Skip to main content
arc logo
Automotive Research Center
hero image
Back to all projects

Advanced Structures & Materials

Annual Plan

Additively manufactured all-metallic metamaterial solutions for protection of electronic systems in autonomous vehicles

Project Team

Principal Investigator

Lorenzo Valdevit, University of California, Irvine Diran Apelian, Universitiy of California, Irvine


Samuel Allen, Katharina Grenn, U.S. Army GVSC


John Beck, Oshkoh Corp.


Jungyun Lim, UCI

Project Summary

Project started July 2022.

Structures in military ground vehicles must protect personnel and critical electronic components from impact and severe vibrations. While the absence of personnel in autonomous vehicles presents an opportunity for more aggressive mission profiles (e.g., faster driving on challenging terrain), the corresponding increase in vibration and impact loads poses challenges to the delicate electronic components. As in unmanned vehicles electronic failure almost always implies loss of the asset, the development of next-generation structures and materials for vibration isolation and impact protection becomes paramount.

Metamaterials are engineered material systems typically consisting of the repetition of a topologically optimized porous unit cell along three dimensions. The resulting cellular material can be optimized for multiple functionalities and achieve combination of properties not available in existing monolithic materials. Over the past decade, optimal metamaterial designs for specific strength and stiffness, active cooling, impact protection and vibration isolation have all been demonstrated. These different functionalities were explored individually, each utilizing different topological concepts and constituent materials. Here we will explore a fully integrated all-metallic lightweight solution to provide mechanical integrity, vibration isolation, impact protection and active cooling of electronic components for autonomous ground vehicles. The proposed system will consist of a highly engineered additively manufactured aluminum metamaterial. We expect that the proposed solution will increase the performance of electronic packages for autonomous ground vehicle while reducing the overall mass and volume of the system.

The success of the proposed technology hinges on two fundamental research questions: (1) Can one design an all-metallic metamaterial that provides stiffness and strength, impact protection and vibration damping, while serving as an active cooling platform? (2) What are the manufacturability limitations to additively fabricate it in a suitable alloy using LPBF? These fundamental questions make this clearly a basic research program. The proposed research project has 5 key objectives:

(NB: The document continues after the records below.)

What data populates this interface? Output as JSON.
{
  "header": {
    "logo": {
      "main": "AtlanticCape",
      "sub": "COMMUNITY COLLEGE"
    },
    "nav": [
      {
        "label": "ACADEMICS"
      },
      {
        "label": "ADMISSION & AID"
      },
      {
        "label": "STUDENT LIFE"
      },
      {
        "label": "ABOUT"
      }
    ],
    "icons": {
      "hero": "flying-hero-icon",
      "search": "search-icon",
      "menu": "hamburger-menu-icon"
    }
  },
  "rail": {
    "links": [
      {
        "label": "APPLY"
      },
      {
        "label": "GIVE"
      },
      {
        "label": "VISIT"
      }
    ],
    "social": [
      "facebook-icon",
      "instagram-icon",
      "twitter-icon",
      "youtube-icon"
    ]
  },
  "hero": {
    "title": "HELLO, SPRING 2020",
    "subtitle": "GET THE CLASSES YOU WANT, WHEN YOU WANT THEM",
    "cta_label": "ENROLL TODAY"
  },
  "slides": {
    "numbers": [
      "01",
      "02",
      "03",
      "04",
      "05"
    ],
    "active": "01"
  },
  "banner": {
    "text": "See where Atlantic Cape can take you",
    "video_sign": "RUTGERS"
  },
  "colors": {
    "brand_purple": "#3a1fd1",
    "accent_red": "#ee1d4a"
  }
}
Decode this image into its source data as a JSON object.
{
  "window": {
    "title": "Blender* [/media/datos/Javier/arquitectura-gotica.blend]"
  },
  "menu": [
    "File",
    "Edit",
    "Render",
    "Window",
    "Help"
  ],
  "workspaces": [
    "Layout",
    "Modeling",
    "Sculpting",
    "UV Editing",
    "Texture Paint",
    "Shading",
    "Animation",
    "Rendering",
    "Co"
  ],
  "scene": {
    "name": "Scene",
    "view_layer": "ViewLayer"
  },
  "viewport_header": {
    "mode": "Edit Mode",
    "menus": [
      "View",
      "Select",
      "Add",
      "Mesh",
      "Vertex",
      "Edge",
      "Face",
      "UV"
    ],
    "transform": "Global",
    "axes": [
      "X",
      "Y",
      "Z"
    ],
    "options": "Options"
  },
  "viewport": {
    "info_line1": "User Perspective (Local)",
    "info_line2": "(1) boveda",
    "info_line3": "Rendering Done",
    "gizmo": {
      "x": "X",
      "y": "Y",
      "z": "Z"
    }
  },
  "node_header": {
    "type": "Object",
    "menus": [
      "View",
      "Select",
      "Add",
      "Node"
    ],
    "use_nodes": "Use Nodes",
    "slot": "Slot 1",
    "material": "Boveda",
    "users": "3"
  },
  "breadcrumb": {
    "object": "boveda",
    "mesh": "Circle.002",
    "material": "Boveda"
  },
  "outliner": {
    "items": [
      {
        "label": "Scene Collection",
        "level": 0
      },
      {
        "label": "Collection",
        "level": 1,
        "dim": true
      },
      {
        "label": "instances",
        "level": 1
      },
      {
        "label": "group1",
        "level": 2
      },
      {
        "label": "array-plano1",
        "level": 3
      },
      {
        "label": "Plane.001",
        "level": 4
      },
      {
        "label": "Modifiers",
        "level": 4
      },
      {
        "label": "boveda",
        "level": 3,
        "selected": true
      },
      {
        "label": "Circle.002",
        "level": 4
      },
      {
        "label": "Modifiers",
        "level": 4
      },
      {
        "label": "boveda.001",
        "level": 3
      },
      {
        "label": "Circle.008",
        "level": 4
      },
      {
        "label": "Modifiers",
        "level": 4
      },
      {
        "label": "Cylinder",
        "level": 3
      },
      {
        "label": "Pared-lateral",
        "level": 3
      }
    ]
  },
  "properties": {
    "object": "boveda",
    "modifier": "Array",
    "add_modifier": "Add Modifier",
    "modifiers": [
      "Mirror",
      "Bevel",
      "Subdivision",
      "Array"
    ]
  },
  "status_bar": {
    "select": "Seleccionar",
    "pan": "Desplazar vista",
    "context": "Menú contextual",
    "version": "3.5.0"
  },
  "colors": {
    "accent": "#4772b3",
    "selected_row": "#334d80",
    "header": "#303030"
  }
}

  1. Explore the range of impact mitigation that can be provided by an additively manufactured metallic metamaterial design with a non-convex elastic energy landscape, resulting from isolated regions of negative stiffness behavior during deformation;
  2. Explore the frequency and amplitude ranges of vibration damping that can be provided by an additively manufactured metallic metamaterial design that possesses a periodic network of internal resonances;
  3. Explore the ability of these cellular metamaterial designs to provide active cooling through their internal porosity at minimum pressure drop;
  4. Identify the additively manufacturable metallic alloy that provides optimal combinations of mechanical and thermal properties to maximize multi-objective performance, and explore the optimal processing parameters and printability limits for Laser Powder Bed Fusion;
  5. Identify an all-metallic additively manufactured metamaterial that has optimal combinations of impact mitigation, vibration isolation, active cooling, mechanical integrity and low mass and volume.

#3.24, #3.A96